1.1 This practice describes the procedure for separation of ignitable liquid residues from fire debris samples using static headspace concentration onto an adsorbent tube, for subsequent solvent elution or thermal desorption.
1.2 Static headspace concentration onto an adsorbent tube involves removal of a headspace extract from a sample container (typically a jar, can, or bag), through a small hole punctured in the container, using a syringe or pump.
1.3 Static headspace concentration systems for adsorption onto an adsorbent tube are illustrated and described.
1.4 This practice is suitable for preparing extracts from fire debris samples containing a range of volumes (µL to mL) of ignitable liquid residues, with sufficient recovery for subsequent qualitative analysis (. )
1.5 Alternative headspace concentration methods are listed in Section (see Practices , , , and ).
1.6 The values stated in SI units are to be regarded as standard. No other units of measurement are included in this standard.
1.7 This standard cannot replace knowledge, skills, or abilities acquired through education, training, and experience (Practice ) and is to be used in conjunction with professional judgment by individuals with such discipline-specific knowledge, skills, and abilities.
1.8 This standard does not purport to address all of the safety concerns, if any, associated with its use. It is the responsibility of the user of this standard to establish appropriate safety, health, and environmental practices and determine the applicability of regulatory limitations prior to use.

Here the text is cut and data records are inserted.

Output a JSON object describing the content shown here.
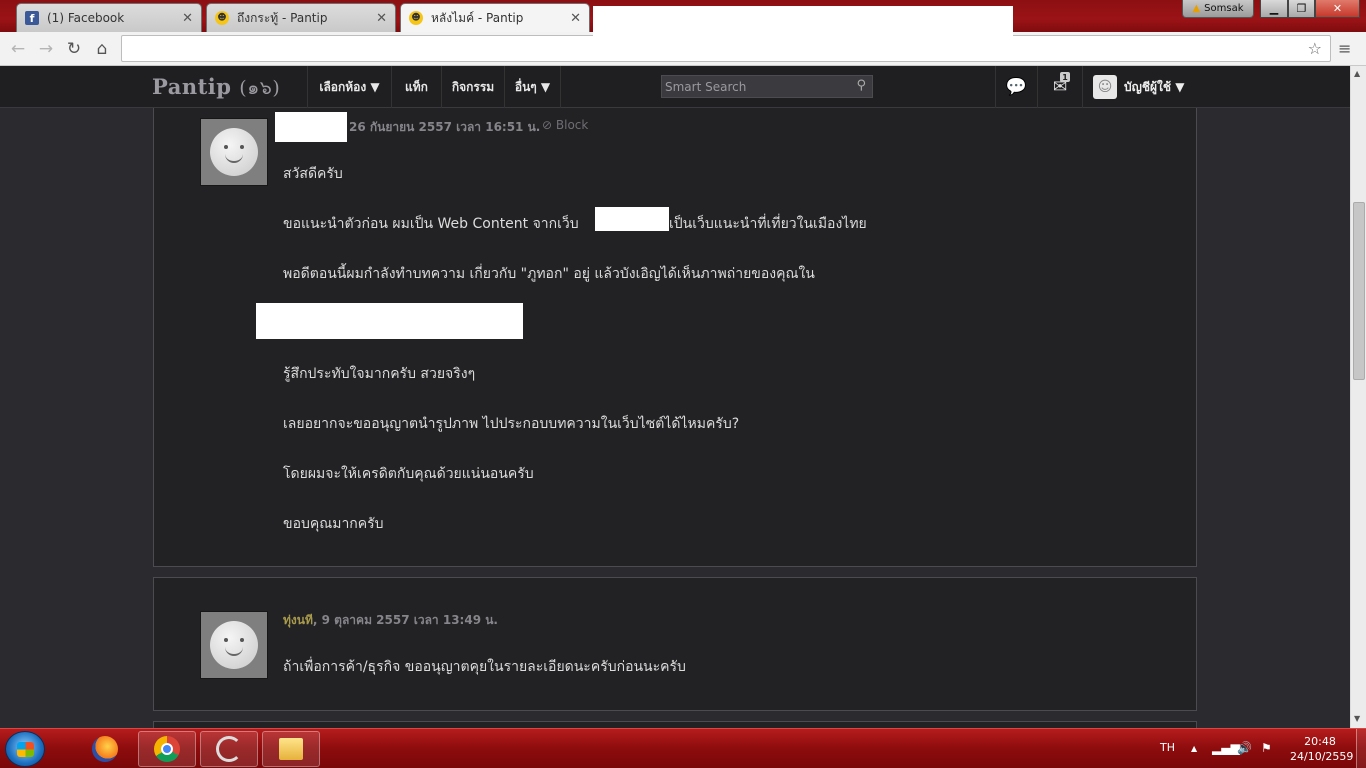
{
  "browser": {
    "tabs": [
      {
        "favicon": "facebook-icon",
        "title": "(1) Facebook"
      },
      {
        "favicon": "pantip-smile-icon",
        "title": "ถึงกระทู้ - Pantip"
      },
      {
        "favicon": "pantip-smile-icon",
        "title": "หลังไมค์ - Pantip"
      }
    ],
    "user_badge": "Somsak",
    "url": ""
  },
  "site": {
    "logo": "Pantip",
    "logo_suffix": "(๑๖)",
    "nav": [
      "เลือกห้อง ▼",
      "แท็ก",
      "กิจกรรม",
      "อื่นๆ ▼"
    ],
    "search_placeholder": "Smart Search",
    "message_count": "1",
    "account_label": "บัญชีผู้ใช้ ▼"
  },
  "messages": [
    {
      "timestamp": "26 กันยายน 2557 เวลา 16:51 น.",
      "block_label": "Block",
      "lines": [
        "สวัสดีครับ",
        "ขอแนะนำตัวก่อน ผมเป็น Web Content จากเว็บ",
        "เป็นเว็บแนะนำที่เที่ยวในเมืองไทย",
        "พอดีตอนนี้ผมกำลังทำบทความ เกี่ยวกับ \"ภูทอก\" อยู่ แล้วบังเอิญได้เห็นภาพถ่ายของคุณใน",
        "รู้สึกประทับใจมากครับ สวยจริงๆ",
        "เลยอยากจะขออนุญาตนำรูปภาพ ไปประกอบบทความในเว็บไซต์ได้ไหมครับ?",
        "โดยผมจะให้เครดิตกับคุณด้วยแน่นอนครับ",
        "ขอบคุณมากครับ"
      ]
    },
    {
      "author": "ทุ่งนที",
      "timestamp": ", 9 ตุลาคม 2557 เวลา 13:49 น.",
      "lines": [
        "ถ้าเพื่อการค้า/ธุรกิจ ขออนุญาตคุยในรายละเอียดนะครับก่อนนะครับ"
      ]
    }
  ],
  "taskbar": {
    "language": "TH",
    "time": "20:48",
    "date": "24/10/2559"
  }
}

1.9 This international standard was developed in accordance with internationally recognized principles on standardization established in the Decision on Principles for the Development of International Standards, Guides and Recommendations issued by the World Trade Organization Technical Barriers to Trade (TBT) Committee.